* **INFORMATION PROVIDED**:

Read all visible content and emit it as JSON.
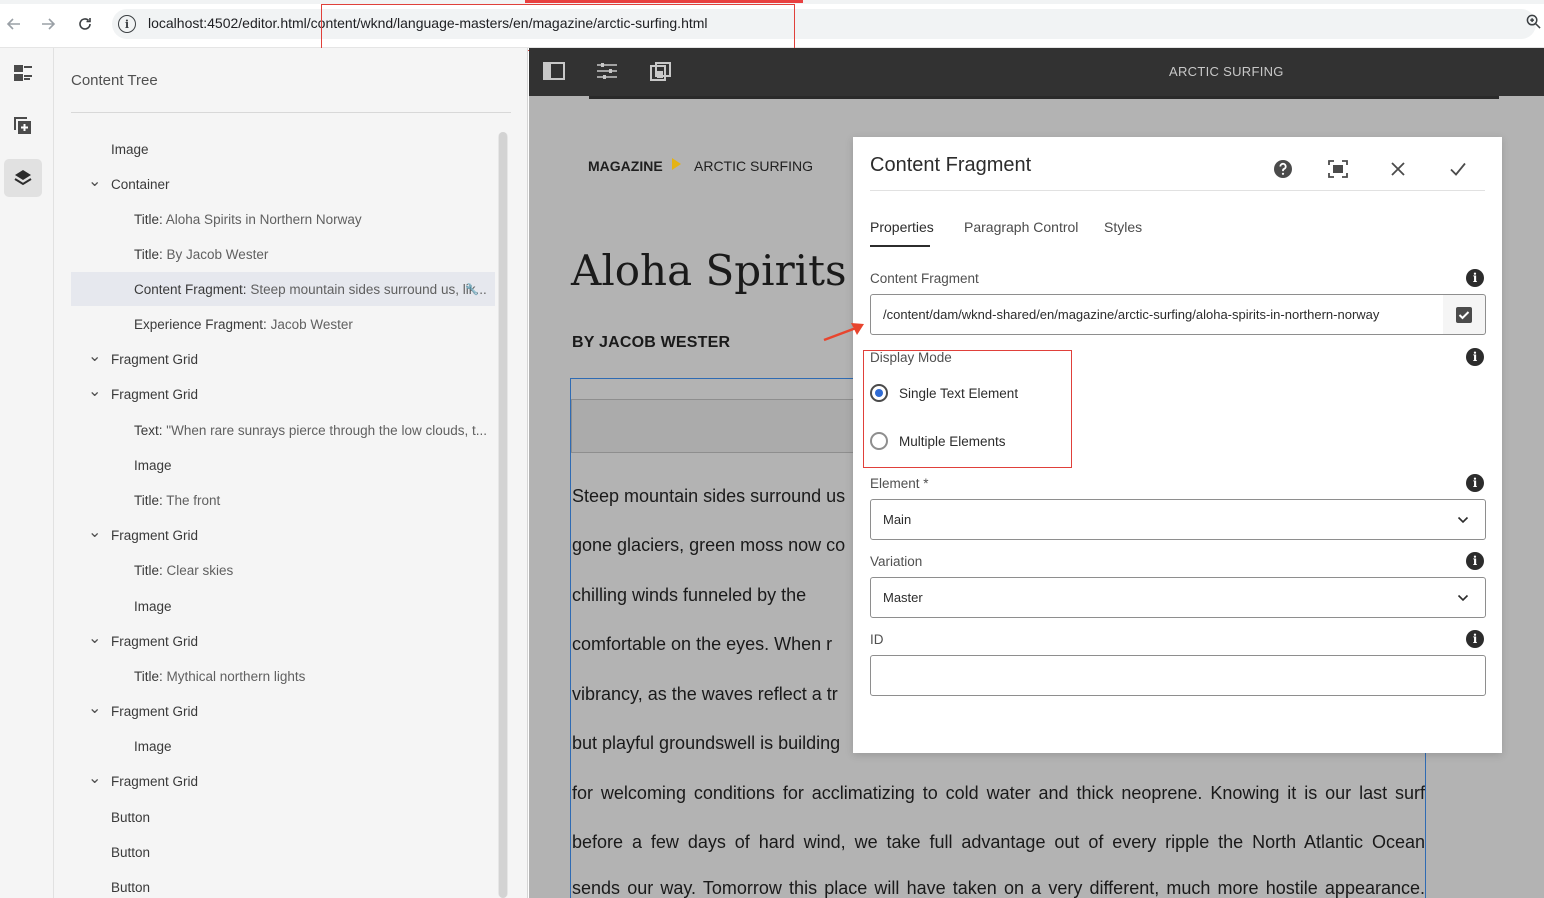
{
  "browser": {
    "url": "localhost:4502/editor.html/content/wknd/language-masters/en/magazine/arctic-surfing.html"
  },
  "rail": {
    "icons": [
      "page-list-icon",
      "add-component-icon",
      "layers-icon"
    ]
  },
  "content_tree": {
    "title": "Content Tree",
    "items": [
      {
        "label": "Image",
        "detail": "",
        "expandable": false
      },
      {
        "label": "Container",
        "detail": "",
        "expandable": true
      },
      {
        "label": "Title:",
        "detail": "Aloha Spirits in Northern Norway",
        "expandable": false
      },
      {
        "label": "Title:",
        "detail": "By Jacob Wester",
        "expandable": false
      },
      {
        "label": "Content Fragment:",
        "detail": "Steep mountain sides surround us, lik...",
        "expandable": false,
        "selected": true
      },
      {
        "label": "Experience Fragment:",
        "detail": "Jacob Wester",
        "expandable": false
      },
      {
        "label": "Fragment Grid",
        "detail": "",
        "expandable": true
      },
      {
        "label": "Fragment Grid",
        "detail": "",
        "expandable": true
      },
      {
        "label": "Text:",
        "detail": "\"When rare sunrays pierce through the low clouds, t...",
        "expandable": false
      },
      {
        "label": "Image",
        "detail": "",
        "expandable": false
      },
      {
        "label": "Title:",
        "detail": "The front",
        "expandable": false
      },
      {
        "label": "Fragment Grid",
        "detail": "",
        "expandable": true
      },
      {
        "label": "Title:",
        "detail": "Clear skies",
        "expandable": false
      },
      {
        "label": "Image",
        "detail": "",
        "expandable": false
      },
      {
        "label": "Fragment Grid",
        "detail": "",
        "expandable": true
      },
      {
        "label": "Title:",
        "detail": "Mythical northern lights",
        "expandable": false
      },
      {
        "label": "Fragment Grid",
        "detail": "",
        "expandable": true
      },
      {
        "label": "Image",
        "detail": "",
        "expandable": false
      },
      {
        "label": "Fragment Grid",
        "detail": "",
        "expandable": true
      },
      {
        "label": "Button",
        "detail": "",
        "expandable": false
      },
      {
        "label": "Button",
        "detail": "",
        "expandable": false
      },
      {
        "label": "Button",
        "detail": "",
        "expandable": false
      }
    ]
  },
  "editor": {
    "page_title": "ARCTIC SURFING",
    "breadcrumb": [
      "MAGAZINE",
      "ARCTIC SURFING"
    ],
    "article_title": "Aloha Spirits in",
    "byline": "BY JACOB WESTER",
    "body_lines": [
      "Steep mountain sides surround us",
      "gone glaciers, green moss now co",
      "chilling winds funneled by the",
      "comfortable on the eyes. When r",
      "vibrancy, as the waves reflect a tr",
      "but playful groundswell is building",
      "for welcoming conditions for acclimatizing to cold water and thick neoprene. Knowing it is our last surf",
      "before a few days of hard wind, we take full advantage out of every ripple the North Atlantic Ocean",
      "sends our way. Tomorrow this place will have taken on a very different, much more hostile appearance."
    ]
  },
  "dialog": {
    "title": "Content Fragment",
    "tabs": [
      "Properties",
      "Paragraph Control",
      "Styles"
    ],
    "content_fragment_label": "Content Fragment",
    "content_fragment_path": "/content/dam/wknd-shared/en/magazine/arctic-surfing/aloha-spirits-in-northern-norway",
    "display_mode_label": "Display Mode",
    "display_mode_options": [
      "Single Text Element",
      "Multiple Elements"
    ],
    "display_mode_selected": "Single Text Element",
    "element_label": "Element *",
    "element_value": "Main",
    "variation_label": "Variation",
    "variation_value": "Master",
    "id_label": "ID",
    "id_value": ""
  },
  "colors": {
    "annotation_red": "#e0403a",
    "selection_blue": "#2f6bb3",
    "radio_blue": "#2f6bd4",
    "breadcrumb_arrow": "#e5b314"
  }
}
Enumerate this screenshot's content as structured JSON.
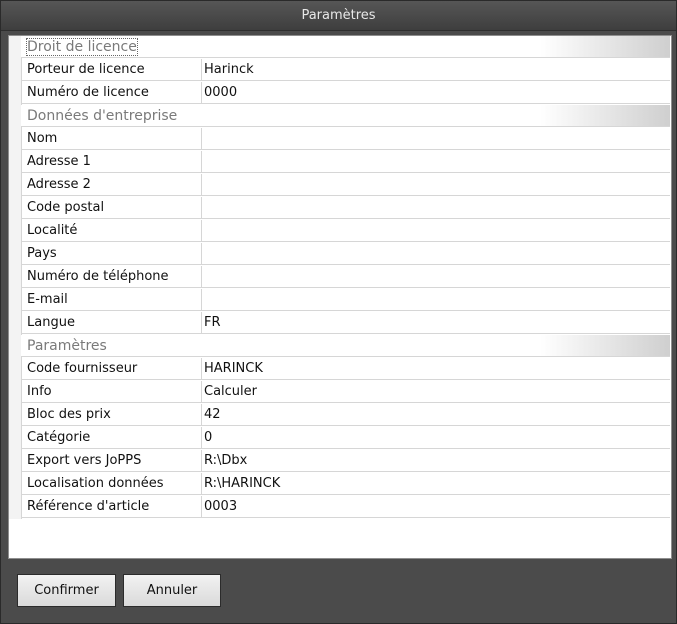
{
  "window": {
    "title": "Paramètres"
  },
  "sections": {
    "license": {
      "header": "Droit de licence",
      "rows": [
        {
          "key": "Porteur de licence",
          "value": "Harinck"
        },
        {
          "key": "Numéro de licence",
          "value": "0000"
        }
      ]
    },
    "company": {
      "header": "Données d'entreprise",
      "rows": [
        {
          "key": "Nom",
          "value": ""
        },
        {
          "key": "Adresse 1",
          "value": ""
        },
        {
          "key": "Adresse 2",
          "value": ""
        },
        {
          "key": "Code postal",
          "value": ""
        },
        {
          "key": "Localité",
          "value": ""
        },
        {
          "key": "Pays",
          "value": ""
        },
        {
          "key": "Numéro de téléphone",
          "value": ""
        },
        {
          "key": "E-mail",
          "value": ""
        },
        {
          "key": "Langue",
          "value": "FR"
        }
      ]
    },
    "settings": {
      "header": "Paramètres",
      "rows": [
        {
          "key": "Code fournisseur",
          "value": "HARINCK"
        },
        {
          "key": "Info",
          "value": "Calculer"
        },
        {
          "key": "Bloc des prix",
          "value": "42"
        },
        {
          "key": "Catégorie",
          "value": "0"
        },
        {
          "key": "Export vers JoPPS",
          "value": "R:\\Dbx"
        },
        {
          "key": "Localisation données",
          "value": "R:\\HARINCK"
        },
        {
          "key": "Référence d'article",
          "value": "0003"
        }
      ]
    }
  },
  "buttons": {
    "confirm": "Confirmer",
    "cancel": "Annuler"
  }
}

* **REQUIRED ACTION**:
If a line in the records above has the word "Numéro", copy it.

* **OUTPUT**:
          "key": "Numéro de licence",
          "key": "Numéro de téléphone",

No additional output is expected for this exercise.